date added to LUP
2019-06-11 14:54:58
date last changed
2019-07-07 05:10:55
@article{f441db5d-1bab-4178-98e4-180dc5e7bf0b,
  abstract     = {<p>Introduction Subject movements lead to severe artifacts in magnetic resonance (MR) brain imaging. In this study we evaluate the diagnostic image quality in T1-weighted, T2-weighted, and timeof-flight angiographic MR sequences when using a flexible, navigator-based prospective motion correction system (iMOCO). Methods Five healthy volunteers were scanned during different movement scenarios with and without (+/-) iMOCO activated. An experienced neuroradiologist graded images for image quality criteria (grey-white-matter discrimination, basal ganglia, and small structure and vessel delineation), and general image quality on a four-grade scale. Results In scans with deliberate motion, there was a significant improvement in the image quality with iMOCO compared to the scans without iMOCO in both general image impression (T1 p&lt;0.01, T2 p&lt;0.01, TOF p = 0.03) and in anatomical grading (T1 p&lt;0.01, T2 p&lt;0.01, TOF p = 0.01). Subjective image quality was considered non-diagnostic in 91% of the scans with motion -iMOCO, but only in 4% of the scans with motion +iMOCO. iMOCO performed best in the T1-weighted sequence and least well in the angiography sequence. iMOCO was not shown to have any negative effect on diagnostic image quality, as no significant difference in diagnostic quality was seen between scans -iMOCO and +iMOCO with no deliberate movement. Conclusion The evaluation showed that iMOCO enables substantial improvements in image quality in scans affected by subject movement, recovering important diagnostic information in an otherwise unusable scan.</p>},
  articleno    = {e0217145},
  author       = {Andersen, Mads and Björkman-Burtscher, Isabella M. and Marsman, Anouk and Petersen, Esben Thade and Boer, Vincent Oltman},
  issn         = {1932-6203},
  language     = {eng},
  month        = {05},
  number       = {5},
  publisher    = {Public Library of Science},
  series       = {PLoS ONE},
  title        = {Improvement in diagnostic quality of structural and angiographic MRI of the brain using motion correction with interleaved, volumetric navigators},
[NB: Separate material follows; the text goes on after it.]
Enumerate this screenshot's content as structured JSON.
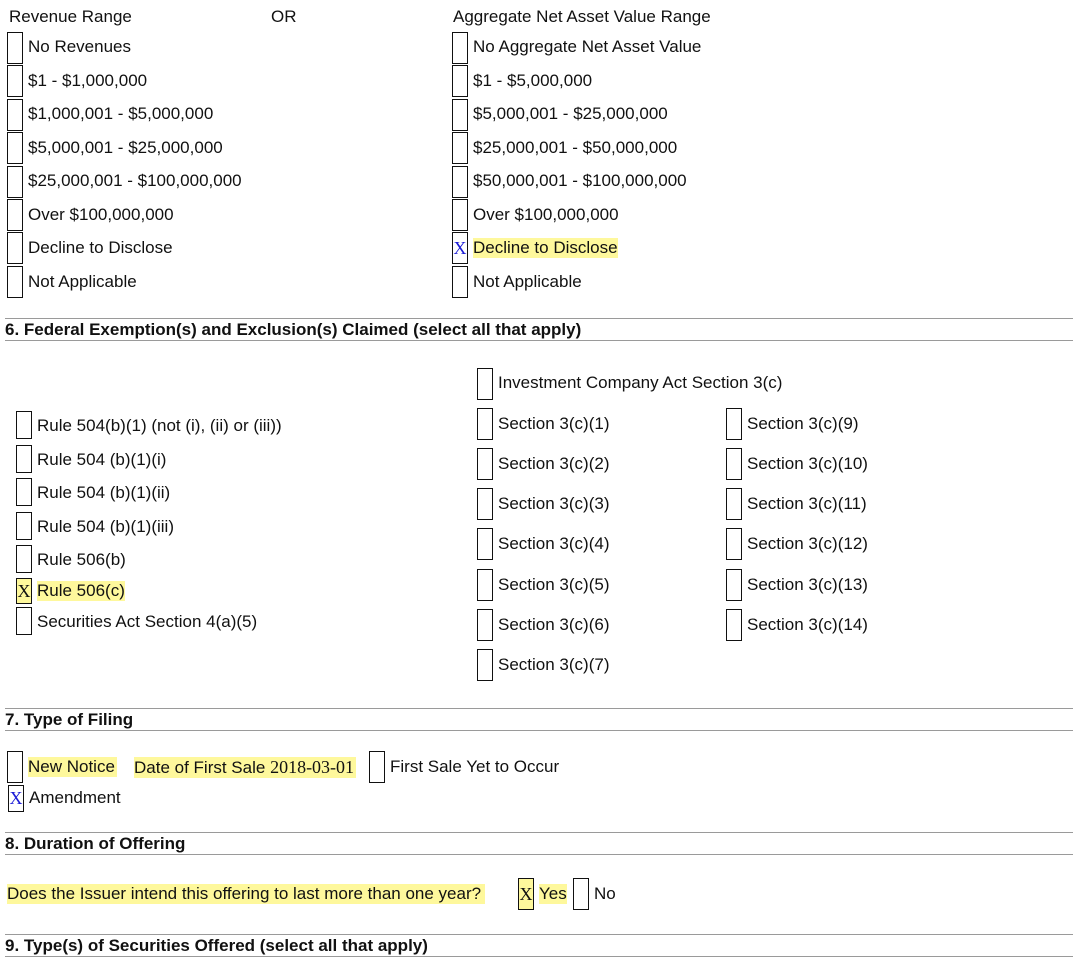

  url          = {http://dx.doi.org/10.1371/journal.pone.0217145},
  volume       = {14},
  year         = {2019},
}